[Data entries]
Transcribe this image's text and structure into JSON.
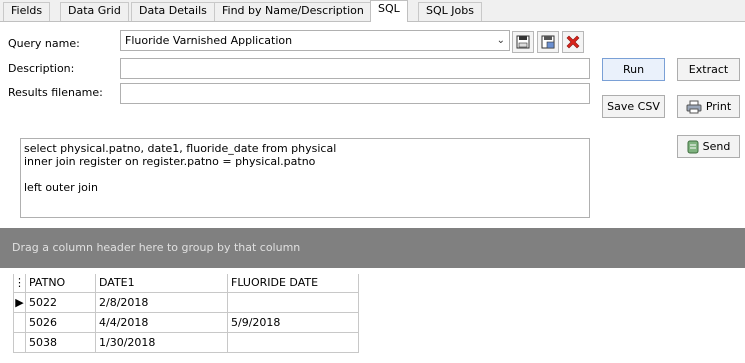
{
  "tabs": [
    {
      "label": "Fields",
      "active": false
    },
    {
      "label": "Data Grid",
      "active": false
    },
    {
      "label": "Data Details",
      "active": false
    },
    {
      "label": "Find by Name/Description",
      "active": false
    },
    {
      "label": "SQL",
      "active": true
    },
    {
      "label": "SQL Jobs",
      "active": false
    }
  ],
  "form": {
    "query_name_label": "Query name:",
    "query_name_value": "Fluoride Varnished Application",
    "description_label": "Description:",
    "description_value": "",
    "results_filename_label": "Results filename:",
    "results_filename_value": ""
  },
  "buttons": {
    "run": "Run",
    "extract": "Extract",
    "save_csv": "Save CSV",
    "print": "Print",
    "send": "Send"
  },
  "sql_text": "select physical.patno, date1, fluoride_date from physical\ninner join register on register.patno = physical.patno\n\nleft outer join",
  "group_bar_text": "Drag a column header here to group by that column",
  "grid": {
    "columns": [
      "PATNO",
      "DATE1",
      "FLUORIDE DATE"
    ],
    "rows": [
      {
        "patno": "5022",
        "date1": "2/8/2018",
        "fluoride_date": ""
      },
      {
        "patno": "5026",
        "date1": "4/4/2018",
        "fluoride_date": "5/9/2018"
      },
      {
        "patno": "5038",
        "date1": "1/30/2018",
        "fluoride_date": ""
      }
    ]
  },
  "icons": {
    "save": "save-icon",
    "save_as": "save-as-icon",
    "delete": "delete-icon",
    "printer": "printer-icon",
    "send": "send-icon"
  },
  "colors": {
    "group_bar": "#808080",
    "delete_red": "#d9231b"
  }
}
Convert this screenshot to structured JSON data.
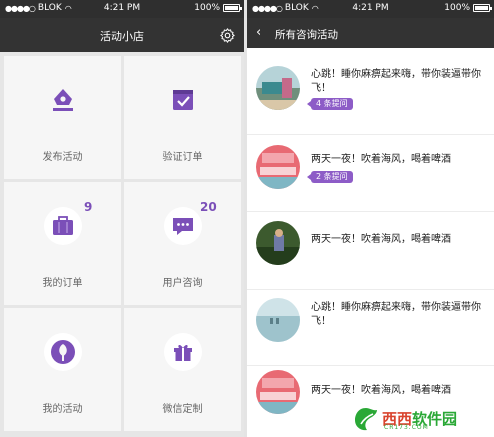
{
  "colors": {
    "accent": "#8d5cc7",
    "icon": "#7b4fb8",
    "navbar": "#333333",
    "statusbar": "#2f2f2f",
    "tile_bg": "#f6f6f6"
  },
  "left": {
    "status": {
      "carrier": "BLOK",
      "time": "4:21 PM",
      "battery": "100%"
    },
    "title": "活动小店",
    "tiles": [
      {
        "label": "发布活动",
        "icon": "publish-icon"
      },
      {
        "label": "验证订单",
        "icon": "verify-order-icon"
      },
      {
        "label": "我的订单",
        "icon": "briefcase-icon",
        "count": "9"
      },
      {
        "label": "用户咨询",
        "icon": "chat-icon",
        "count": "20"
      },
      {
        "label": "我的活动",
        "icon": "tree-icon"
      },
      {
        "label": "微信定制",
        "icon": "gift-icon"
      }
    ]
  },
  "right": {
    "status": {
      "carrier": "BLOK",
      "time": "4:21 PM",
      "battery": "100%"
    },
    "title": "所有咨询活动",
    "items": [
      {
        "text": "心跳！睡你麻痹起来嗨，带你装逼带你飞！",
        "badge": "4 条提问"
      },
      {
        "text": "两天一夜！吹着海风，喝着啤酒",
        "badge": "2 条提问"
      },
      {
        "text": "两天一夜！吹着海风，喝着啤酒",
        "badge": ""
      },
      {
        "text": "心跳！睡你麻痹起来嗨，带你装逼带你飞！",
        "badge": ""
      },
      {
        "text": "两天一夜！吹着海风，喝着啤酒",
        "badge": ""
      }
    ]
  },
  "watermark": {
    "text_a": "西西",
    "text_b": "软件园",
    "sub": "CR173.COM"
  }
}
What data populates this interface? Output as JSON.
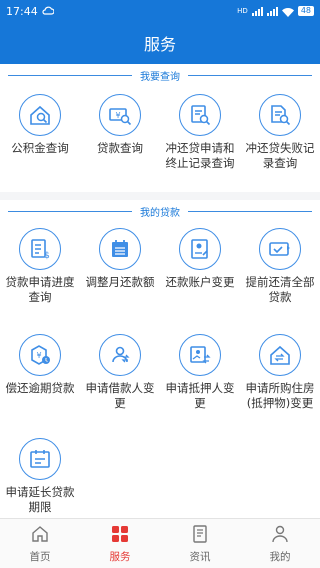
{
  "status": {
    "time": "17:44",
    "battery": "48"
  },
  "header": {
    "title": "服务"
  },
  "section1": {
    "title": "我要查询",
    "items": [
      {
        "label": "公积金查询",
        "icon": "house-search-icon"
      },
      {
        "label": "贷款查询",
        "icon": "money-search-icon"
      },
      {
        "label": "冲还贷申请和终止记录查询",
        "icon": "document-search-icon"
      },
      {
        "label": "冲还贷失败记录查询",
        "icon": "file-search-icon"
      }
    ]
  },
  "section2": {
    "title": "我的贷款",
    "items": [
      {
        "label": "贷款申请进度查询",
        "icon": "checklist-icon"
      },
      {
        "label": "调整月还款额",
        "icon": "calendar-icon"
      },
      {
        "label": "还款账户变更",
        "icon": "account-card-icon"
      },
      {
        "label": "提前还清全部贷款",
        "icon": "card-check-icon"
      },
      {
        "label": "偿还逾期贷款",
        "icon": "overdue-money-icon"
      },
      {
        "label": "申请借款人变更",
        "icon": "person-swap-icon"
      },
      {
        "label": "申请抵押人变更",
        "icon": "photo-swap-icon"
      },
      {
        "label": "申请所购住房(抵押物)变更",
        "icon": "house-swap-icon"
      },
      {
        "label": "申请延长贷款期限",
        "icon": "calendar-extend-icon"
      }
    ]
  },
  "tabs": [
    {
      "label": "首页",
      "icon": "home-icon"
    },
    {
      "label": "服务",
      "icon": "service-grid-icon"
    },
    {
      "label": "资讯",
      "icon": "news-icon"
    },
    {
      "label": "我的",
      "icon": "user-icon"
    }
  ],
  "colors": {
    "primary": "#1677d8",
    "icon_blue": "#3f8ee6",
    "active_tab": "#e53935"
  }
}
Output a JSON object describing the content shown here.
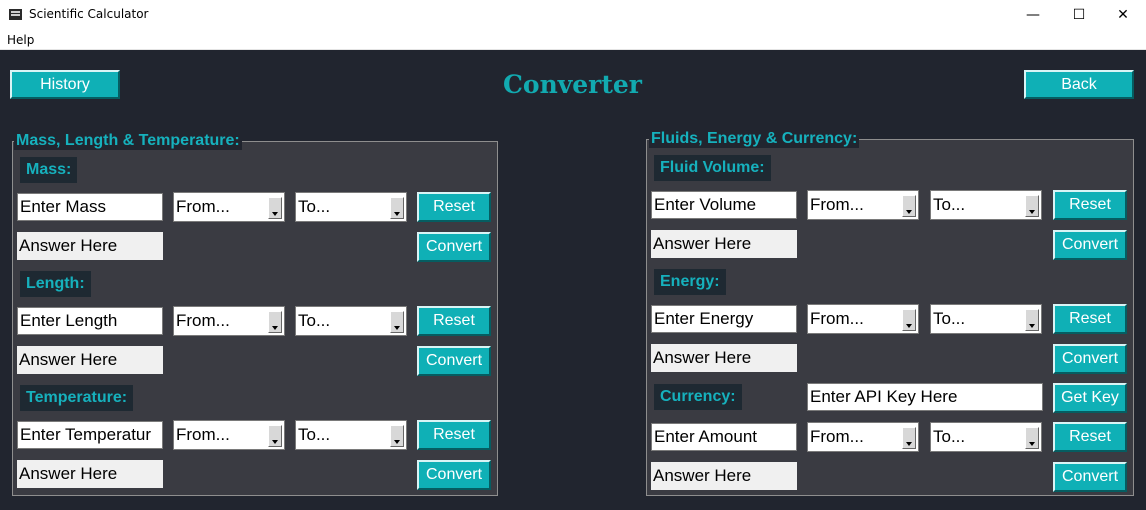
{
  "window": {
    "title": "Scientific Calculator",
    "minimize_glyph": "—",
    "maximize_glyph": "☐",
    "close_glyph": "✕"
  },
  "menu": {
    "help": "Help"
  },
  "header": {
    "history_label": "History",
    "page_title": "Converter",
    "back_label": "Back"
  },
  "left_panel": {
    "title": "Mass, Length & Temperature:",
    "mass": {
      "label": "Mass:",
      "input": "Enter Mass",
      "from": "From...",
      "to": "To...",
      "reset": "Reset",
      "answer": "Answer Here",
      "convert": "Convert"
    },
    "length": {
      "label": "Length:",
      "input": "Enter Length",
      "from": "From...",
      "to": "To...",
      "reset": "Reset",
      "answer": "Answer Here",
      "convert": "Convert"
    },
    "temperature": {
      "label": "Temperature:",
      "input": "Enter Temperatur",
      "from": "From...",
      "to": "To...",
      "reset": "Reset",
      "answer": "Answer Here",
      "convert": "Convert"
    }
  },
  "right_panel": {
    "title": "Fluids, Energy & Currency:",
    "fluid_volume": {
      "label": "Fluid Volume:",
      "input": "Enter Volume",
      "from": "From...",
      "to": "To...",
      "reset": "Reset",
      "answer": "Answer Here",
      "convert": "Convert"
    },
    "energy": {
      "label": "Energy:",
      "input": "Enter Energy",
      "from": "From...",
      "to": "To...",
      "reset": "Reset",
      "answer": "Answer Here",
      "convert": "Convert"
    },
    "currency": {
      "label": "Currency:",
      "api_key": "Enter API Key Here",
      "get_key": "Get Key",
      "input": "Enter Amount",
      "from": "From...",
      "to": "To...",
      "reset": "Reset",
      "answer": "Answer Here",
      "convert": "Convert"
    }
  },
  "colors": {
    "background": "#21252f",
    "panel": "#3a3b42",
    "accent": "#0fb0b6",
    "label_text": "#16b1bd"
  }
}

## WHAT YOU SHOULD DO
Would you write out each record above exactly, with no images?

## REPLY
Transcribe this image's text and structure into JSON.
{
  "tabs": [
    {
      "label": "Fields",
      "active": false
    },
    {
      "label": "Data Grid",
      "active": false
    },
    {
      "label": "Data Details",
      "active": false
    },
    {
      "label": "Find by Name/Description",
      "active": false
    },
    {
      "label": "SQL",
      "active": true
    },
    {
      "label": "SQL Jobs",
      "active": false
    }
  ],
  "form": {
    "query_name_label": "Query name:",
    "query_name_value": "Fluoride Varnished Application",
    "description_label": "Description:",
    "description_value": "",
    "results_filename_label": "Results filename:",
    "results_filename_value": ""
  },
  "buttons": {
    "run": "Run",
    "extract": "Extract",
    "save_csv": "Save CSV",
    "print": "Print",
    "send": "Send"
  },
  "sql_text": "select physical.patno, date1, fluoride_date from physical\ninner join register on register.patno = physical.patno\n\nleft outer join",
  "group_bar_text": "Drag a column header here to group by that column",
  "grid": {
    "columns": [
      "PATNO",
      "DATE1",
      "FLUORIDE DATE"
    ],
    "rows": [
      {
        "patno": "5022",
        "date1": "2/8/2018",
        "fluoride_date": ""
      },
      {
        "patno": "5026",
        "date1": "4/4/2018",
        "fluoride_date": "5/9/2018"
      },
      {
        "patno": "5038",
        "date1": "1/30/2018",
        "fluoride_date": ""
      }
    ]
  },
  "icons": {
    "save": "save-icon",
    "save_as": "save-as-icon",
    "delete": "delete-icon",
    "printer": "printer-icon",
    "send": "send-icon"
  },
  "colors": {
    "group_bar": "#808080",
    "delete_red": "#d9231b"
  }
}
Convert this screenshot to structured JSON data.
{
  "colors": {
    "accent": "#8d5cc7",
    "icon": "#7b4fb8",
    "navbar": "#333333",
    "statusbar": "#2f2f2f",
    "tile_bg": "#f6f6f6"
  },
  "left": {
    "status": {
      "carrier": "BLOK",
      "time": "4:21 PM",
      "battery": "100%"
    },
    "title": "活动小店",
    "tiles": [
      {
        "label": "发布活动",
        "icon": "publish-icon"
      },
      {
        "label": "验证订单",
        "icon": "verify-order-icon"
      },
      {
        "label": "我的订单",
        "icon": "briefcase-icon",
        "count": "9"
      },
      {
        "label": "用户咨询",
        "icon": "chat-icon",
        "count": "20"
      },
      {
        "label": "我的活动",
        "icon": "tree-icon"
      },
      {
        "label": "微信定制",
        "icon": "gift-icon"
      }
    ]
  },
  "right": {
    "status": {
      "carrier": "BLOK",
      "time": "4:21 PM",
      "battery": "100%"
    },
    "title": "所有咨询活动",
    "items": [
      {
        "text": "心跳！睡你麻痹起来嗨，带你装逼带你飞！",
        "badge": "4 条提问"
      },
      {
        "text": "两天一夜！吹着海风，喝着啤酒",
        "badge": "2 条提问"
      },
      {
        "text": "两天一夜！吹着海风，喝着啤酒",
        "badge": ""
      },
      {
        "text": "心跳！睡你麻痹起来嗨，带你装逼带你飞！",
        "badge": ""
      },
      {
        "text": "两天一夜！吹着海风，喝着啤酒",
        "badge": ""
      }
    ]
  },
  "watermark": {
    "text_a": "西西",
    "text_b": "软件园",
    "sub": "CR173.COM"
  }
}
What data populates this interface? Output as JSON.
{
  "status": {
    "time": "17:44",
    "battery": "48"
  },
  "header": {
    "title": "服务"
  },
  "section1": {
    "title": "我要查询",
    "items": [
      {
        "label": "公积金查询",
        "icon": "house-search-icon"
      },
      {
        "label": "贷款查询",
        "icon": "money-search-icon"
      },
      {
        "label": "冲还贷申请和终止记录查询",
        "icon": "document-search-icon"
      },
      {
        "label": "冲还贷失败记录查询",
        "icon": "file-search-icon"
      }
    ]
  },
  "section2": {
    "title": "我的贷款",
    "items": [
      {
        "label": "贷款申请进度查询",
        "icon": "checklist-icon"
      },
      {
        "label": "调整月还款额",
        "icon": "calendar-icon"
      },
      {
        "label": "还款账户变更",
        "icon": "account-card-icon"
      },
      {
        "label": "提前还清全部贷款",
        "icon": "card-check-icon"
      },
      {
        "label": "偿还逾期贷款",
        "icon": "overdue-money-icon"
      },
      {
        "label": "申请借款人变更",
        "icon": "person-swap-icon"
      },
      {
        "label": "申请抵押人变更",
        "icon": "photo-swap-icon"
      },
      {
        "label": "申请所购住房(抵押物)变更",
        "icon": "house-swap-icon"
      },
      {
        "label": "申请延长贷款期限",
        "icon": "calendar-extend-icon"
      }
    ]
  },
  "tabs": [
    {
      "label": "首页",
      "icon": "home-icon"
    },
    {
      "label": "服务",
      "icon": "service-grid-icon"
    },
    {
      "label": "资讯",
      "icon": "news-icon"
    },
    {
      "label": "我的",
      "icon": "user-icon"
    }
  ],
  "colors": {
    "primary": "#1677d8",
    "icon_blue": "#3f8ee6",
    "active_tab": "#e53935"
  }
}
Output a JSON object describing the content shown here.
{
  "window": {
    "title": "Scientific Calculator",
    "minimize_glyph": "—",
    "maximize_glyph": "☐",
    "close_glyph": "✕"
  },
  "menu": {
    "help": "Help"
  },
  "header": {
    "history_label": "History",
    "page_title": "Converter",
    "back_label": "Back"
  },
  "left_panel": {
    "title": "Mass, Length & Temperature:",
    "mass": {
      "label": "Mass:",
      "input": "Enter Mass",
      "from": "From...",
      "to": "To...",
      "reset": "Reset",
      "answer": "Answer Here",
      "convert": "Convert"
    },
    "length": {
      "label": "Length:",
      "input": "Enter Length",
      "from": "From...",
      "to": "To...",
      "reset": "Reset",
      "answer": "Answer Here",
      "convert": "Convert"
    },
    "temperature": {
      "label": "Temperature:",
      "input": "Enter Temperatur",
      "from": "From...",
      "to": "To...",
      "reset": "Reset",
      "answer": "Answer Here",
      "convert": "Convert"
    }
  },
  "right_panel": {
    "title": "Fluids, Energy & Currency:",
    "fluid_volume": {
      "label": "Fluid Volume:",
      "input": "Enter Volume",
      "from": "From...",
      "to": "To...",
      "reset": "Reset",
      "answer": "Answer Here",
      "convert": "Convert"
    },
    "energy": {
      "label": "Energy:",
      "input": "Enter Energy",
      "from": "From...",
      "to": "To...",
      "reset": "Reset",
      "answer": "Answer Here",
      "convert": "Convert"
    },
    "currency": {
      "label": "Currency:",
      "api_key": "Enter API Key Here",
      "get_key": "Get Key",
      "input": "Enter Amount",
      "from": "From...",
      "to": "To...",
      "reset": "Reset",
      "answer": "Answer Here",
      "convert": "Convert"
    }
  },
  "colors": {
    "background": "#21252f",
    "panel": "#3a3b42",
    "accent": "#0fb0b6",
    "label_text": "#16b1bd"
  }
}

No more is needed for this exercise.